At the time, a rival developer who was renovating the neighboring run-down Naniloa Volcanoes Hotel asked to be considered in place of Savio to take over Uncle Billy’s, which was built in 1966 by William J. “Uncle Billy” Kimi Jr.
The rival developer, Ed Bushor of WHR LLC and Tower Development Inc., was unsuccessful in his bid largely because the lease assignment was Uncle Billy’s to give, and Uncle Billy’s wasn’t willing to assign its lease to Bushor. So Savio, who paid the hotel’s former owner $150,000 for furniture and fixtures, took over Uncle Billy’s initially under the lease and then a revocable permit. His land rent to DLNR is $35,800 a year.
Since then a law firm representing Bushor has complained to DLNR that the Pagoda is hurting the Naniloa, which Bushor turned into the Grand Naniloa Hotel Hilo under Hilton’s DoubleTree brand.
Michael Lam, an attorney with Case Lombardi &Pettit representing Bushor, sent DLNR a letter in August requesting that the agency let Bushor pay one year of his $580,270 annual lease rent in installments over five years because of issues that included “the loss of revenues to the Naniloa resulting from the operation of Uncle Billy’s Hotel (the Pagoda) as a below market rate ‘budget’ property.”
In October, Lam sent another letter asking DLNR to investigate Savio’s use of the Pagoda for University of Hawaii-Hilo student housing in violation of a requirement to operate as a hotel. The letter asked that Sa-vio’s revocable permit be terminated if alleged improper use was confirmed.
Savio was renting rooms to students, and advertised rates for the upcoming semester at $2,900 for a studio or $1,760 to share larger rooms.
In an interview, Savio said he was just extending a service that Uncle Billy’s had offered for decades, and that rent from student housing on a nightly basis ($23 for a studio or $30 for a double) was far less than the hotel’s $80 to $90 nightly hotel rate. “We were doing it to help the university,” he said.

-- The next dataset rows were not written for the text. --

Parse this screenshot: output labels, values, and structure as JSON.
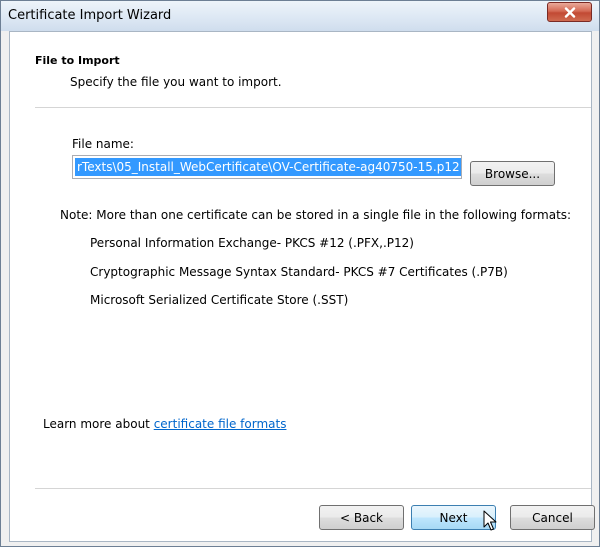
{
  "window": {
    "title": "Certificate Import Wizard",
    "close_icon": "close-icon"
  },
  "header": {
    "title": "File to Import",
    "subtitle": "Specify the file you want to import."
  },
  "file": {
    "label": "File name:",
    "value": "rTexts\\05_Install_WebCertificate\\OV-Certificate-ag40750-15.p12",
    "browse_label": "Browse..."
  },
  "note": {
    "text": "Note: More than one certificate can be stored in a single file in the following formats:",
    "formats": [
      "Personal Information Exchange- PKCS #12 (.PFX,.P12)",
      "Cryptographic Message Syntax Standard- PKCS #7 Certificates (.P7B)",
      "Microsoft Serialized Certificate Store (.SST)"
    ]
  },
  "learn_more": {
    "prefix": "Learn more about ",
    "link": "certificate file formats"
  },
  "buttons": {
    "back": "< Back",
    "next": "Next",
    "cancel": "Cancel"
  },
  "colors": {
    "selection": "#3399ff",
    "link": "#0066cc",
    "close_button": "#c24a34"
  }
}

Uncle Billy’s didn’t violate its land lease, according to Savio, because students used the hotel for long-term housing but were offered monthly stays. He said students weren’t willing to rent from him by the month because he only had a month-to-month DLNR permit that, if canceled, would put students in a bind to find affordable replacement housing.
So Savio offered semester-long rents. “Technically, I broke the rule a little bit,” he said. “But I think I was trying to be fair.”
After the complaint to DLNR in October, Savio said he discontinued the dorm operation, which he said involved 10 to 15 rooms, though a website his company operates, hawaiistudentsuites.com, still promotes the Hilo Pagoda for student housing.
Bushor, through his attorney, reminded DLNR in a November letter that he wants to compete for the Pagoda site and said a proposal he made to the agency in February remains on the table.
Bushor’s proposal offered to keep Uncle Billy’s open with its roughly 30 employees, maintain the hotel’s 2015 rates and provide free unlimited golf to Uncle Billy’s guests. The written proposal also said Bushor would present a plan to redevelop the hotel into a Hilton Garden Inn or some other use preferred by the county and DLNR.
Bushor could not be reached for comment Friday.
Savio, who wants to keep running the Pagoda, said it’s not possible to build a new hotel of significant size on the site because of parking requirements and shoreline setbacks that weren’t in effect when Uncle Billy’s was built. He anticipates that the county redevelopment agency will want to replace the hotel with a restaurant or green space.
Savio and DLNR agree that the hotel, which has roof leaks, an outdated electrical system, plumbing issues and termite problems, needs to be torn down within five or 10 years and that it is preferable for the property to stay open until demolition.